# YOUR GOAL
Each line below has to be output exactly, from first to last.

--- DATA SUPPLIED Enclosed Below ---

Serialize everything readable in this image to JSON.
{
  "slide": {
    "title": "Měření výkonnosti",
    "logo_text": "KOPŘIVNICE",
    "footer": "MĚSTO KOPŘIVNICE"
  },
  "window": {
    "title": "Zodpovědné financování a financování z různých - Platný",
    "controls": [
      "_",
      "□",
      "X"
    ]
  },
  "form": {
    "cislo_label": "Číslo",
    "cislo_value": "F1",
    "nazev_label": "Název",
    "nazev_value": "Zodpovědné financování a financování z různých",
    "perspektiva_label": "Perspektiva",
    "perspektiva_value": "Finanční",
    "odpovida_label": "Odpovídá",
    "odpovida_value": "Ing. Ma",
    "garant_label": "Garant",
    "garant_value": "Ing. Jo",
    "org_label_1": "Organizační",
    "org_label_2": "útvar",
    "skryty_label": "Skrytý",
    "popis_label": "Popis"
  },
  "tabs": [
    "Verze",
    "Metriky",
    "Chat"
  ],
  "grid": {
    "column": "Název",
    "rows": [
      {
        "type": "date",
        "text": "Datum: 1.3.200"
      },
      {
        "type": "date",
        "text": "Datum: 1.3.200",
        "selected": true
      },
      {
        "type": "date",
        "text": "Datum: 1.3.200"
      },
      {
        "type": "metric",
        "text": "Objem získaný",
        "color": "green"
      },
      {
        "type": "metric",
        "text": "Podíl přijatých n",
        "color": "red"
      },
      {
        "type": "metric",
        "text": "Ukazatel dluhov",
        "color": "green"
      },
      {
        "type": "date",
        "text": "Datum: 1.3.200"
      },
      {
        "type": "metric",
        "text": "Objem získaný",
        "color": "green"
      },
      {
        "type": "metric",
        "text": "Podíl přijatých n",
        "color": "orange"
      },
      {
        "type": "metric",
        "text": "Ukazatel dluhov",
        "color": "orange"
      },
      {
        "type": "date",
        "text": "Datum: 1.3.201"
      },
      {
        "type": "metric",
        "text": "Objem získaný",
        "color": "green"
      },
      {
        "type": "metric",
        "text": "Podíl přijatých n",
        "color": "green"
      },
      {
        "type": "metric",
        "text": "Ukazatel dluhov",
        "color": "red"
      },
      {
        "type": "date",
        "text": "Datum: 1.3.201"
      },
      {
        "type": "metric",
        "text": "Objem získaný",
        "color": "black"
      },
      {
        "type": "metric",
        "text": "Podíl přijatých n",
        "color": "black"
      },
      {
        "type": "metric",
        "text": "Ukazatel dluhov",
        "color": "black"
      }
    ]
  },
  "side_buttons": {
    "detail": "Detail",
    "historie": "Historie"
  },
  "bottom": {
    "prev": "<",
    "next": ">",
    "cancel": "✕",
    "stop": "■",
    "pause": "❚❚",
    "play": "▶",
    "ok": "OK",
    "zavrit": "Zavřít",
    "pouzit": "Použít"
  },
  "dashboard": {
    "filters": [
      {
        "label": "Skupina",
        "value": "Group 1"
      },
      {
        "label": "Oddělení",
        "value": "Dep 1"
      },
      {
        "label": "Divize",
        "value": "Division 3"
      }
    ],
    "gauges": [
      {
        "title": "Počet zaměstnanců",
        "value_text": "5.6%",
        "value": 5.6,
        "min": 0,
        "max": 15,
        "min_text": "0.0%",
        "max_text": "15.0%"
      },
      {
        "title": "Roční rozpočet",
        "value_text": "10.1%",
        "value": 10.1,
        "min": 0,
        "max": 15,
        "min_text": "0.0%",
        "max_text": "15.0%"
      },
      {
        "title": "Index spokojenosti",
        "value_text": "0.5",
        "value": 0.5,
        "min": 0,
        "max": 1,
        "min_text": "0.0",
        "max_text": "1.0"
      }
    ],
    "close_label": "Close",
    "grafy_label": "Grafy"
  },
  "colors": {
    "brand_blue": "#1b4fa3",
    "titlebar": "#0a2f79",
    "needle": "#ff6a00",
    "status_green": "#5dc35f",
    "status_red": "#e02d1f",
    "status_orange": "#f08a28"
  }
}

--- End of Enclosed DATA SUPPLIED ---

# EXERCISE RESPONSE
Serialize everything readable in this image to JSON.
{
  "slide": {
    "title": "Měření výkonnosti",
    "logo_text": "KOPŘIVNICE",
    "footer": "MĚSTO KOPŘIVNICE"
  },
  "window": {
    "title": "Zodpovědné financování a financování z různých - Platný",
    "controls": [
      "_",
      "□",
      "X"
    ]
  },
  "form": {
    "cislo_label": "Číslo",
    "cislo_value": "F1",
    "nazev_label": "Název",
    "nazev_value": "Zodpovědné financování a financování z různých",
    "perspektiva_label": "Perspektiva",
    "perspektiva_value": "Finanční",
    "odpovida_label": "Odpovídá",
    "odpovida_value": "Ing. Ma",
    "garant_label": "Garant",
    "garant_value": "Ing. Jo",
    "org_label_1": "Organizační",
    "org_label_2": "útvar",
    "skryty_label": "Skrytý",
    "popis_label": "Popis"
  },
  "tabs": [
    "Verze",
    "Metriky",
    "Chat"
  ],
  "grid": {
    "column": "Název",
    "rows": [
      {
        "type": "date",
        "text": "Datum: 1.3.200"
      },
      {
        "type": "date",
        "text": "Datum: 1.3.200",
        "selected": true
      },
      {
        "type": "date",
        "text": "Datum: 1.3.200"
      },
      {
        "type": "metric",
        "text": "Objem získaný",
        "color": "green"
      },
      {
        "type": "metric",
        "text": "Podíl přijatých n",
        "color": "red"
      },
      {
        "type": "metric",
        "text": "Ukazatel dluhov",
        "color": "green"
      },
      {
        "type": "date",
        "text": "Datum: 1.3.200"
      },
      {
        "type": "metric",
        "text": "Objem získaný",
        "color": "green"
      },
      {
        "type": "metric",
        "text": "Podíl přijatých n",
        "color": "orange"
      },
      {
        "type": "metric",
        "text": "Ukazatel dluhov",
        "color": "orange"
      },
      {
        "type": "date",
        "text": "Datum: 1.3.201"
      },
      {
        "type": "metric",
        "text": "Objem získaný",
        "color": "green"
      },
      {
        "type": "metric",
        "text": "Podíl přijatých n",
        "color": "green"
      },
      {
        "type": "metric",
        "text": "Ukazatel dluhov",
        "color": "red"
      },
      {
        "type": "date",
        "text": "Datum: 1.3.201"
      },
      {
        "type": "metric",
        "text": "Objem získaný",
        "color": "black"
      },
      {
        "type": "metric",
        "text": "Podíl přijatých n",
        "color": "black"
      },
      {
        "type": "metric",
        "text": "Ukazatel dluhov",
        "color": "black"
      }
    ]
  },
  "side_buttons": {
    "detail": "Detail",
    "historie": "Historie"
  },
  "bottom": {
    "prev": "<",
    "next": ">",
    "cancel": "✕",
    "stop": "■",
    "pause": "❚❚",
    "play": "▶",
    "ok": "OK",
    "zavrit": "Zavřít",
    "pouzit": "Použít"
  },
  "dashboard": {
    "filters": [
      {
        "label": "Skupina",
        "value": "Group 1"
      },
      {
        "label": "Oddělení",
        "value": "Dep 1"
      },
      {
        "label": "Divize",
        "value": "Division 3"
      }
    ],
    "gauges": [
      {
        "title": "Počet zaměstnanců",
        "value_text": "5.6%",
        "value": 5.6,
        "min": 0,
        "max": 15,
        "min_text": "0.0%",
        "max_text": "15.0%"
      },
      {
        "title": "Roční rozpočet",
        "value_text": "10.1%",
        "value": 10.1,
        "min": 0,
        "max": 15,
        "min_text": "0.0%",
        "max_text": "15.0%"
      },
      {
        "title": "Index spokojenosti",
        "value_text": "0.5",
        "value": 0.5,
        "min": 0,
        "max": 1,
        "min_text": "0.0",
        "max_text": "1.0"
      }
    ],
    "close_label": "Close",
    "grafy_label": "Grafy"
  },
  "colors": {
    "brand_blue": "#1b4fa3",
    "titlebar": "#0a2f79",
    "needle": "#ff6a00",
    "status_green": "#5dc35f",
    "status_red": "#e02d1f",
    "status_orange": "#f08a28"
  }
}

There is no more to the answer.